THE PROBLEM => Among the entries below, find the lines with the word "Ridley" and copy them.

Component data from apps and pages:
>>

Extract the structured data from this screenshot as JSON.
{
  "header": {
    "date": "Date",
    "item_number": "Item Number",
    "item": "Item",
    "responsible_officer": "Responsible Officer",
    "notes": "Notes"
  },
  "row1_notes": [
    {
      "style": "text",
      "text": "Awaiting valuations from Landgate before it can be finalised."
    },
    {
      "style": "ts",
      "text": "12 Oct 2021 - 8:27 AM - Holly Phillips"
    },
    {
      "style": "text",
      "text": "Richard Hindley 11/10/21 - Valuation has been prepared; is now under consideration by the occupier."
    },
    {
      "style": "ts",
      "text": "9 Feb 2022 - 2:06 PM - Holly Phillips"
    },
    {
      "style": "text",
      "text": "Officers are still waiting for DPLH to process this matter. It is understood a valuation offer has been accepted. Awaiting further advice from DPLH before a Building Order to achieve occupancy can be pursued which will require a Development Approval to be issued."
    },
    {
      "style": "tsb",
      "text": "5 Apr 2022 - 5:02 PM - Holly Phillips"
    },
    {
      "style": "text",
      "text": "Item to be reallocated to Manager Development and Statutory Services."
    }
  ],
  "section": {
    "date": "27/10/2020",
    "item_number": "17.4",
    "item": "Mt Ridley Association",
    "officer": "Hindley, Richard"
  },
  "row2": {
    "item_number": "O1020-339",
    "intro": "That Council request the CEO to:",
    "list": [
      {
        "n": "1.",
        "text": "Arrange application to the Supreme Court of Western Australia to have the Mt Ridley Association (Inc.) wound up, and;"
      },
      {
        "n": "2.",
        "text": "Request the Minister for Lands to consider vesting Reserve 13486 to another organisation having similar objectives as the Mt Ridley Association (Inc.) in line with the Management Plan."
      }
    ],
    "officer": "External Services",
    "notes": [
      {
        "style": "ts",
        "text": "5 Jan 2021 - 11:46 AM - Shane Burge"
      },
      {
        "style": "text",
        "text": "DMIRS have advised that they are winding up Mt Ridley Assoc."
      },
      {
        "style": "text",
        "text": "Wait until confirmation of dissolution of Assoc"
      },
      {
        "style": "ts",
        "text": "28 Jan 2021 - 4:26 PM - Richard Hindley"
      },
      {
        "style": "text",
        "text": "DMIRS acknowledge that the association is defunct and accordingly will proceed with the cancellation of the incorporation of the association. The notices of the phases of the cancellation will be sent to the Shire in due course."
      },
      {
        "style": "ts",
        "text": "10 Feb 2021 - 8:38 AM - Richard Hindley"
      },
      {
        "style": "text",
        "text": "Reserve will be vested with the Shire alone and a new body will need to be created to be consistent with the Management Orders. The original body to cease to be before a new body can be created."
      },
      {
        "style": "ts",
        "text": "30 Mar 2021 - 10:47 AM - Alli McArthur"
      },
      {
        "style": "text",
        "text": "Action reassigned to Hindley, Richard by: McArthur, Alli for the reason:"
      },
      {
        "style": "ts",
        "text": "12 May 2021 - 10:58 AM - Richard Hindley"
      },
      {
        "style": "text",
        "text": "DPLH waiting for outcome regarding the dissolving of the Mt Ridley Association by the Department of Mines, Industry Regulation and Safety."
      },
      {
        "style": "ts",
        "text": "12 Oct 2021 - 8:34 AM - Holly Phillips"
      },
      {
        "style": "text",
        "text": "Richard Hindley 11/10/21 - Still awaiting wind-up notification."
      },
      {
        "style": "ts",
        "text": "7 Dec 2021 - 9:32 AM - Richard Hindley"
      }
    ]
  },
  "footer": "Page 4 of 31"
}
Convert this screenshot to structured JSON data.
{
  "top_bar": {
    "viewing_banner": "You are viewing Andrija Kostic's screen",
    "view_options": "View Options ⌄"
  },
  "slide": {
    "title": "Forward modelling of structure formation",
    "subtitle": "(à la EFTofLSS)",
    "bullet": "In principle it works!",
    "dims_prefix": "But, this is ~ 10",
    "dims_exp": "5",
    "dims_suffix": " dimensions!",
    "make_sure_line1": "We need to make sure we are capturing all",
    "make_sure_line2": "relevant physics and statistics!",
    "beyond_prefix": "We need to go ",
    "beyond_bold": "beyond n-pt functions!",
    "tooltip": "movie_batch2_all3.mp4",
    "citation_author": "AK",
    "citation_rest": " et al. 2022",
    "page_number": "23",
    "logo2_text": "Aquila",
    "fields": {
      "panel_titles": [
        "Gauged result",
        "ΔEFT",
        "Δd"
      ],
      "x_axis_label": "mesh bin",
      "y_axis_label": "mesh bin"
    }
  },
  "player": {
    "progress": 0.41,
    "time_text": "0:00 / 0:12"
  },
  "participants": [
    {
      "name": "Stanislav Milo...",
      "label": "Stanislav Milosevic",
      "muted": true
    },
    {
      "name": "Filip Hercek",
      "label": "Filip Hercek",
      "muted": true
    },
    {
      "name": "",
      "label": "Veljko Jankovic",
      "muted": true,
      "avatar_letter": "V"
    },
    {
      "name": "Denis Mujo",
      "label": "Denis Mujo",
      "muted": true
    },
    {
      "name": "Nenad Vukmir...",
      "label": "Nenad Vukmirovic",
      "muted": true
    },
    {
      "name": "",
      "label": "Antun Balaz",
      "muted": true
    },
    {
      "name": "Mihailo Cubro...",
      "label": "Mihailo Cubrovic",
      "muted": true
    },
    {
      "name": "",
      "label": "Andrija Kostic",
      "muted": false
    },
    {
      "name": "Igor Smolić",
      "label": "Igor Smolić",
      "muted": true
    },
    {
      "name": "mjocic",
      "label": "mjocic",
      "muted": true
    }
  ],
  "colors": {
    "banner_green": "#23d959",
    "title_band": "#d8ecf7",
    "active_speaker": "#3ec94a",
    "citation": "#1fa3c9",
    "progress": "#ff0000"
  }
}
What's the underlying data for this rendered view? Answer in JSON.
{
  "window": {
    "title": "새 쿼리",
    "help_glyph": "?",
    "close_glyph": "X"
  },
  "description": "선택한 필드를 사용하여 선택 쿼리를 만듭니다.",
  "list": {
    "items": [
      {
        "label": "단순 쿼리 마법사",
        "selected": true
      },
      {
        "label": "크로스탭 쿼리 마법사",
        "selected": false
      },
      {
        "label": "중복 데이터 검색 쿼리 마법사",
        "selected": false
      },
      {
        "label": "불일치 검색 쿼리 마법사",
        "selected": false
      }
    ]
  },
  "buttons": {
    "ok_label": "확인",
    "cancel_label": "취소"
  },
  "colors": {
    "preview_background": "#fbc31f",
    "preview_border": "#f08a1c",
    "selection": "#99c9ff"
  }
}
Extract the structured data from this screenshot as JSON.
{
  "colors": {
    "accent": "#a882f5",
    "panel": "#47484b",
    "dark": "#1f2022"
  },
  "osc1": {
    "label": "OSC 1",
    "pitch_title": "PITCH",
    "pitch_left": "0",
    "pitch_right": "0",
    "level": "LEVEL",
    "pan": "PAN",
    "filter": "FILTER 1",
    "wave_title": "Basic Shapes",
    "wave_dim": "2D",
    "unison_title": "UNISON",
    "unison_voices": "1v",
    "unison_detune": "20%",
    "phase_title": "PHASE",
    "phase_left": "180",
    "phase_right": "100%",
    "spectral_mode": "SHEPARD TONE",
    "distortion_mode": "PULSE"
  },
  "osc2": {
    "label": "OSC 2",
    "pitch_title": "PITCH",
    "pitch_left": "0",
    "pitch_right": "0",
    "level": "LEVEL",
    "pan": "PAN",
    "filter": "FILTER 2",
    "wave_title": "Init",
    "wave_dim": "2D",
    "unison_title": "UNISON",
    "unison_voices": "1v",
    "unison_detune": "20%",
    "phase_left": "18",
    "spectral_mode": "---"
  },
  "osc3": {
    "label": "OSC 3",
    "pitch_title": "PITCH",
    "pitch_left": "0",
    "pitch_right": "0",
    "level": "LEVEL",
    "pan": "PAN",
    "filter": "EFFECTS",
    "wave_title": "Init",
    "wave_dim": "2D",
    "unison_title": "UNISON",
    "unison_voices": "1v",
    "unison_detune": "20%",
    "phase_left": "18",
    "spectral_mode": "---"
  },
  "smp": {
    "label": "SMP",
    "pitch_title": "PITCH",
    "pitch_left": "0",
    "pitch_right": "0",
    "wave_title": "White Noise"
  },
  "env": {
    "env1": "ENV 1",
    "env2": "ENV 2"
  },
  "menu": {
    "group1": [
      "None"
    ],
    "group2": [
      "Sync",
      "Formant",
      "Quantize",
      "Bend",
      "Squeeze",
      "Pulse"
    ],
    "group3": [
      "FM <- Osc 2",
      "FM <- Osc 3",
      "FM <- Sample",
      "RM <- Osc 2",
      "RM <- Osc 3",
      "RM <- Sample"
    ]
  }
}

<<

FINAL ANSWER =>
    "item": "Mt Ridley Association",
        "text": "Arrange application to the Supreme Court of Western Australia to have the Mt Ridley Association (Inc.) wound up, and;"
        "text": "Request the Minister for Lands to consider vesting Reserve 13486 to another organisation having similar objectives as the Mt Ridley Association (Inc.) in line with the Management Plan."
        "text": "DMIRS have advised that they are winding up Mt Ridley Assoc."
        "text": "DPLH waiting for outcome regarding the dissolving of the Mt Ridley Association by the Department of Mines, Industry Regulation and Safety."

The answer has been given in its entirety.